Of the twenty-one Plautus’ comedies that are currently known and were assessed by Marcus Terentius Varro as surely authentic only eight had a wide spread in the Middle Ages: Amphitruo, Asinaria, Aulularia, Captivi, Curculio, Casina, Cistellaria, Epidicus; they are therefore referred to as the ‘comedies of the Medieval tradition’, and are transmitted by the ms. 54 of the Guarneriana library, a particularly relevant codex, for it is the first dated manuscript thereof and an autograph by Guarnerio himself who copied it in 1436, perhaps from a manuscript that had belonged to Giovanni of Spilimbergo. The twelve comedies transmitted by the Guarnerianus ms. 53, on the other hand, make up the group of the so-called ‘new comedies’, since they had been discovered by Nicholas of Cusa in a codex of Cologne, in 1429. A copy of this precious witness was drawn out by Guarino Veronese who promptly gave notice thereon to Giovanni da Spilimbergo in that same year 1432. Yet the Friulian humanist could not have that precious novelty as soon as 1445. It is then probable that the Guarnerianus ms. 53 was also copied by a manuscript belonging to Giovanni da Spilimbergo. The codex, copied by another young notary-student, Nicolò de Collibus, appears for the first time in Guarnerio’s inventory of 1461. On f. 1r «a ribbon knotted initial (Q), in green and carmine, dotted and outlined in lead white, with short vegetal endings, on a gilded and chiselled foil».
- A. 1456-1461; parchment; mm 385 × 220; ff. 154
- San Daniele del Friuli, ‘Biblioteca Civica Guarneriana’, 53
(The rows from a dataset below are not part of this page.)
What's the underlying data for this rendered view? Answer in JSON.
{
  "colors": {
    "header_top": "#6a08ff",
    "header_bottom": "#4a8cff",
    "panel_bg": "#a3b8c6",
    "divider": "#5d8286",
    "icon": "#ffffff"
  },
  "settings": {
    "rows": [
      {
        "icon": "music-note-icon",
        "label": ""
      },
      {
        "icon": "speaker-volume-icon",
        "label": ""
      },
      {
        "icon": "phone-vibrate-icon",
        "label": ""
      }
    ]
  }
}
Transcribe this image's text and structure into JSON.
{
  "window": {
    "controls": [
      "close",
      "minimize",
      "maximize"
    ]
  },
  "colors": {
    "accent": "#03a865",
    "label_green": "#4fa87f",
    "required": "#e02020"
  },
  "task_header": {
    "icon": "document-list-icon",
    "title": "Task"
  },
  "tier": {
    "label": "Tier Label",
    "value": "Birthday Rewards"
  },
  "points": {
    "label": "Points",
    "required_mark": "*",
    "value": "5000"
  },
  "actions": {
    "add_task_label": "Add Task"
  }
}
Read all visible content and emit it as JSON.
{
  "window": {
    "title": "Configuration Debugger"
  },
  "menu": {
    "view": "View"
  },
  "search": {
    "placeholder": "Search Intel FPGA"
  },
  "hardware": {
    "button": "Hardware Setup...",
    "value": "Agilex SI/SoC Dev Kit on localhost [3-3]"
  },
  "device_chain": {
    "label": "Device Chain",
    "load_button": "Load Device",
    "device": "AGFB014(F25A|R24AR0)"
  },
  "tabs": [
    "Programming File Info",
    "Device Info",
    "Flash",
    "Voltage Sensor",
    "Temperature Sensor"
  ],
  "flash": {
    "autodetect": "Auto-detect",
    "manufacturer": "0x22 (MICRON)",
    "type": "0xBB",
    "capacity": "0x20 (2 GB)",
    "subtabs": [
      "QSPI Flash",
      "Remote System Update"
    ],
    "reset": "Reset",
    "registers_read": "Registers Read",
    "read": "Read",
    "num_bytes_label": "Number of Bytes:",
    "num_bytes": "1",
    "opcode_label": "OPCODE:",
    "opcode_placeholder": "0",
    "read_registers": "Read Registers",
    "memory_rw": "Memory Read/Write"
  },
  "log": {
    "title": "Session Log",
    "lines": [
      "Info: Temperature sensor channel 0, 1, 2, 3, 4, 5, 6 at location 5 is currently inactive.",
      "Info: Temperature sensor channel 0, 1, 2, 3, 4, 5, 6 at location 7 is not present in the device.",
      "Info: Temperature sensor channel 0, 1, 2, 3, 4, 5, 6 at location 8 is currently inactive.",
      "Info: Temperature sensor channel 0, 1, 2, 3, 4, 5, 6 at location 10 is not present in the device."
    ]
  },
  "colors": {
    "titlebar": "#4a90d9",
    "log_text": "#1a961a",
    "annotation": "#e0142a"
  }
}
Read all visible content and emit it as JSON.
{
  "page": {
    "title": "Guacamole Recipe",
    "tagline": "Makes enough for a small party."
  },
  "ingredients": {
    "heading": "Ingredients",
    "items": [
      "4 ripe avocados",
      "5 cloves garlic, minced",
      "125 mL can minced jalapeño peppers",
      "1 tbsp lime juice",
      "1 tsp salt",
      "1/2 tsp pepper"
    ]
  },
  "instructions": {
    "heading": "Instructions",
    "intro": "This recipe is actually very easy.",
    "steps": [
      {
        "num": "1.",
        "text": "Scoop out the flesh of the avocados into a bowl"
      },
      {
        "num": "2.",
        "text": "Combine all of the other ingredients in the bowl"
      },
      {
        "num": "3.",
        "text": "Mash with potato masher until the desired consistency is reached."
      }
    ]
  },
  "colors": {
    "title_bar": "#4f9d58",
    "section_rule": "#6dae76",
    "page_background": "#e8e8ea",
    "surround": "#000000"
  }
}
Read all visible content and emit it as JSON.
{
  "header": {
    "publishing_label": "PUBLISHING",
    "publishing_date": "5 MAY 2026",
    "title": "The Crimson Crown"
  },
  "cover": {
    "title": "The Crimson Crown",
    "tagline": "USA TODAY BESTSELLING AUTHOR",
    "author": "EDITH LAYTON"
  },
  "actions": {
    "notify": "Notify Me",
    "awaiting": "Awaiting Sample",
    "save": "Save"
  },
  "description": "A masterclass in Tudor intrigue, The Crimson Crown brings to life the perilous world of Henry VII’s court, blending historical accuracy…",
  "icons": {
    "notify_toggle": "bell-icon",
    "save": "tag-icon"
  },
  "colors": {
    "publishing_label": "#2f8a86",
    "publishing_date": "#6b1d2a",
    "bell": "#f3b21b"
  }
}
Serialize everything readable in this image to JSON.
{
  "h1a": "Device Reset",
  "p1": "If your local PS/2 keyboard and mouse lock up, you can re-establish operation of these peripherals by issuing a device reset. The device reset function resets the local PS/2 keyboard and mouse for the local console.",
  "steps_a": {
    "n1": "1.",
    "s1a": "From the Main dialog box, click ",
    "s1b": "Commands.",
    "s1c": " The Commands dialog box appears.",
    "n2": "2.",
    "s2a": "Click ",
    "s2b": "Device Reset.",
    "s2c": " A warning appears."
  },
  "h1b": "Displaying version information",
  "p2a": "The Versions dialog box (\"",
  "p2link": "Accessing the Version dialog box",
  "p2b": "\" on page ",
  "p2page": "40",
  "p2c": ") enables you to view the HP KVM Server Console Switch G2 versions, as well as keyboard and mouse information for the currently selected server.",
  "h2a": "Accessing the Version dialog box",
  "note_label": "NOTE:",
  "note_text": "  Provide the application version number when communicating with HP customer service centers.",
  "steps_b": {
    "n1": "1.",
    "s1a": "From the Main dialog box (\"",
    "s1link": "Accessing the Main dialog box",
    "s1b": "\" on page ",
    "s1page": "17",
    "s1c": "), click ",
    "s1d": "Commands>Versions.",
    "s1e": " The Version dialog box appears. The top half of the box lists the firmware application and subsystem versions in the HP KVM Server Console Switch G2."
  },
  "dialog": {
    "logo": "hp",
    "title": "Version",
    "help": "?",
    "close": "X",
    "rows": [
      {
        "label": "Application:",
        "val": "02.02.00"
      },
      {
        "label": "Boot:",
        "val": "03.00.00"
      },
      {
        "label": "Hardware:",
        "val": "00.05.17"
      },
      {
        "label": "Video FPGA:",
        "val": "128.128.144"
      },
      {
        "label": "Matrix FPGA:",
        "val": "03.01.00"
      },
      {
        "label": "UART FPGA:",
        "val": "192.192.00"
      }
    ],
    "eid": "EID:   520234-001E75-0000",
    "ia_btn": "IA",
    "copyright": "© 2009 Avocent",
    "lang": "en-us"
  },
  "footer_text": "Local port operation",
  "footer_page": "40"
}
A codex of Plautus’ comedies copied for Guarnerio by Nicolò de Collibus, young notary-student, probably from a manuscript that had belonged to Giovanni of Spilimbergo.